Off Broadway Reviews
Brunstetter simply takes a notable recent Supreme Court case Masterpiece Cakeshop vs. Colorado Civil Rights Commission, where a bakery balked at creating a wedding cake for a same-sex couple and plunks it down in her hometown, Winston-Salem, N.C., a sure-of-itself Bible Belt bastion, playing with the particulars to suit her storytelling. (The Supremes, while finding in favor of the bakery, issued a narrow ruling that leaves the issue far from settled.) Here, Della (Debra Jo Rupp) owns a cake shop that is exclusively her domain, and in which is wrapped pretty much her entire identity. She's a loving master of devil's-food and pink-lemonade desserts, and she's excited over an imminent appearance as a contestant on TV's leading baking-competition show. Rupp, evoking Dody Goodman mixed with Betty White, has a delightful opening monologue while applying the icing to one of her sumptuous creations, interrupted by Macy (Marinda Anderson), an inquisitive visitor from up North. Their strained small talk instantly reveals that they're living in alternate worlds, and their discomfort is worsened by the appearance of Jen (Genevieve Angelson). She's the daughter of Della's late best friend . . . and she's Macy's fiancée.
How deftly Rupp portrays Della's internal conflicts. Jen, pretty and feminine and virtually her goddaughter, has always longed for a perfect picture-book wedding she was "a little girl who once marched Barbie up a carpet aisle," according to one of Brunstetter's stage directions, which, via Lynne Meadow's sympathetic direction, are happily apparent in the performances (but more fun to read). And Della has long dreamed of baking her a wedding cake to end all wedding cakes. But this, this anti-Scripture, from-up-North same-sex thing . . .
Brunstetter gives everybody a say, through lively dialogue and character-revealing monologues. Jen's is about how she dated guys and looked on sex as a necessary but unpleasant rite of passage, until Macy happened, and "it just felt right." (We never find out what Jen does for a living; I'd like to know.) Macy has a painful exchange with Jen about the extra care and effort she had to expend to excel as one of the few African-American girls in a suburban private school, and how when her dad found out about her sexuality, he threw a Bible at her. In Winston-Salem, she's a stranger in a strange land, and she'd rather get married anywhere else. But Jen's heart is set on a hometown wedding, where maybe she can somehow unite the disparate family members who aren't happy about what they regard as a lifestyle choice. Della gets several solos, including baking-competition fantasy sequences that reveal where her mind is at, and it's not always on the baking. Tim (Dan Daily), her good-ol'-boy husband, is the least developed character, but even he gets a choice moment about discovering he was unable to father a child, and what that did to his sex drive. No wonder he and Della are having problems.

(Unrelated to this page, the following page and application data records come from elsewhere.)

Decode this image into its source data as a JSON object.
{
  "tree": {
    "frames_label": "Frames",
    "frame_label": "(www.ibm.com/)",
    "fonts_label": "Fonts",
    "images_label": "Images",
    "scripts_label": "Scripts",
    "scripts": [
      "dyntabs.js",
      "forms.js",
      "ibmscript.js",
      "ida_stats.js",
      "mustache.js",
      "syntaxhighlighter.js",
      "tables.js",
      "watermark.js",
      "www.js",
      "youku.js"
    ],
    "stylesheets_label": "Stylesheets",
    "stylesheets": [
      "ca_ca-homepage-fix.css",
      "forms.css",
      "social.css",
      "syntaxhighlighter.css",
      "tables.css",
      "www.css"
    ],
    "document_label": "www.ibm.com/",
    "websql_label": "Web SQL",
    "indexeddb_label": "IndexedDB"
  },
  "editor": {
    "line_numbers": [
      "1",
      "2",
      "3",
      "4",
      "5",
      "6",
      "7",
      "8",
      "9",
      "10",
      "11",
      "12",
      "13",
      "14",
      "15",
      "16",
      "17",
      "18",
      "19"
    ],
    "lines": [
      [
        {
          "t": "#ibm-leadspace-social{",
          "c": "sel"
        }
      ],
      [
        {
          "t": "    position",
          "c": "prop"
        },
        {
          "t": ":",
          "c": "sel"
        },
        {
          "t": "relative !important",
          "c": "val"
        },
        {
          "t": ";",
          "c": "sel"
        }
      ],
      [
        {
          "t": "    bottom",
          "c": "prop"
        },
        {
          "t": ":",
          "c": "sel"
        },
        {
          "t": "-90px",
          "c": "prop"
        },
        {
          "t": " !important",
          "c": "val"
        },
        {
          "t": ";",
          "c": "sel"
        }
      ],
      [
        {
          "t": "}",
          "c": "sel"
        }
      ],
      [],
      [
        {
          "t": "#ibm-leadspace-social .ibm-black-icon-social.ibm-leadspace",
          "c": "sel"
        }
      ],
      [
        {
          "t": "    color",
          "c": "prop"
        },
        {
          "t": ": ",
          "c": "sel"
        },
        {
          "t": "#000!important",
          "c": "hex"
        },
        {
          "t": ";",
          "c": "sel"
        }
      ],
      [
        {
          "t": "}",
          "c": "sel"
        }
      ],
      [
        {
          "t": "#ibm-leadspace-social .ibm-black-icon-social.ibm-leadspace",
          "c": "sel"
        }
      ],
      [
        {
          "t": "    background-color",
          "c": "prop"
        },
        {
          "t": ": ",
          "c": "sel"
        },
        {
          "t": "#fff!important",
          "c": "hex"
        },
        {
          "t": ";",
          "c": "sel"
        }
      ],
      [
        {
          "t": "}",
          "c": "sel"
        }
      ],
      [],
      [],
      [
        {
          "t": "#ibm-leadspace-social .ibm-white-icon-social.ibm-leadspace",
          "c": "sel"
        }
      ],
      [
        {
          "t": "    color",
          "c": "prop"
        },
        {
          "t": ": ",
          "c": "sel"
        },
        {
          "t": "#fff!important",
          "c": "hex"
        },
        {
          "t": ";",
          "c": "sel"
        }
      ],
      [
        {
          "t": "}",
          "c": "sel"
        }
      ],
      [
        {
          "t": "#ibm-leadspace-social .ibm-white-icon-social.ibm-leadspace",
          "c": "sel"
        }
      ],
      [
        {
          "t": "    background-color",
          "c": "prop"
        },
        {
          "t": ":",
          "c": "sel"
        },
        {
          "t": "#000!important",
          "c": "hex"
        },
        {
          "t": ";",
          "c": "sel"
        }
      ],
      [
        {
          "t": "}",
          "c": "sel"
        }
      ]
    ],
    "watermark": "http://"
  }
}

So are Jen and Macy, especially after the latter posts an article about Della's shop and the cultural alienation she felt down South. Clearly, though, they love each other, and as that becomes obvious to Della, she has to rethink her moral sense, her religion, and who she'll bake a cake for. Does she reform entirely? Spoiler alert, but no, and that's indicative of how convincingly Brunstetter has framed the debate, and how she won't settle for cheap happy endings. Della and Tim, meantime, make varied clumsy attempts to reignite their marriage, while Jen and Macy try to reconcile their pasts with their more difficult presents. Quite a lot happens, really, but it's hard to verbalize; it's one of those plays where nearly every line has a subtext. Beneath the straightforward narrative, and along with Brunstetter's many comic lines and characters changing the subject when the subject becomes too uncomfortable, is a smart exploration of why, even in a land where so many of us watch the same TV shows and post on the same blogs and social media, we're so radically disunited.
John Lee Beatty's set with two small revolves, elaborate for Manhattan Theatre Club Stage 1 reeks of Winston-Salem middle-class gentility, and Tom Broecker's costumes point up the clash of Brooklyn-stylish and Southern-outlet mall. Meadow's pacing is brisk, and while we're not really in doubt as to whose side Brunstetter is on, she's careful to make Della and Tim human and sympathetic, while endowing Jen and Macy with character flaws that blur the line between good guy and bad guy. I've gone on for long enough, so here's the money quote: The Cake is delicious.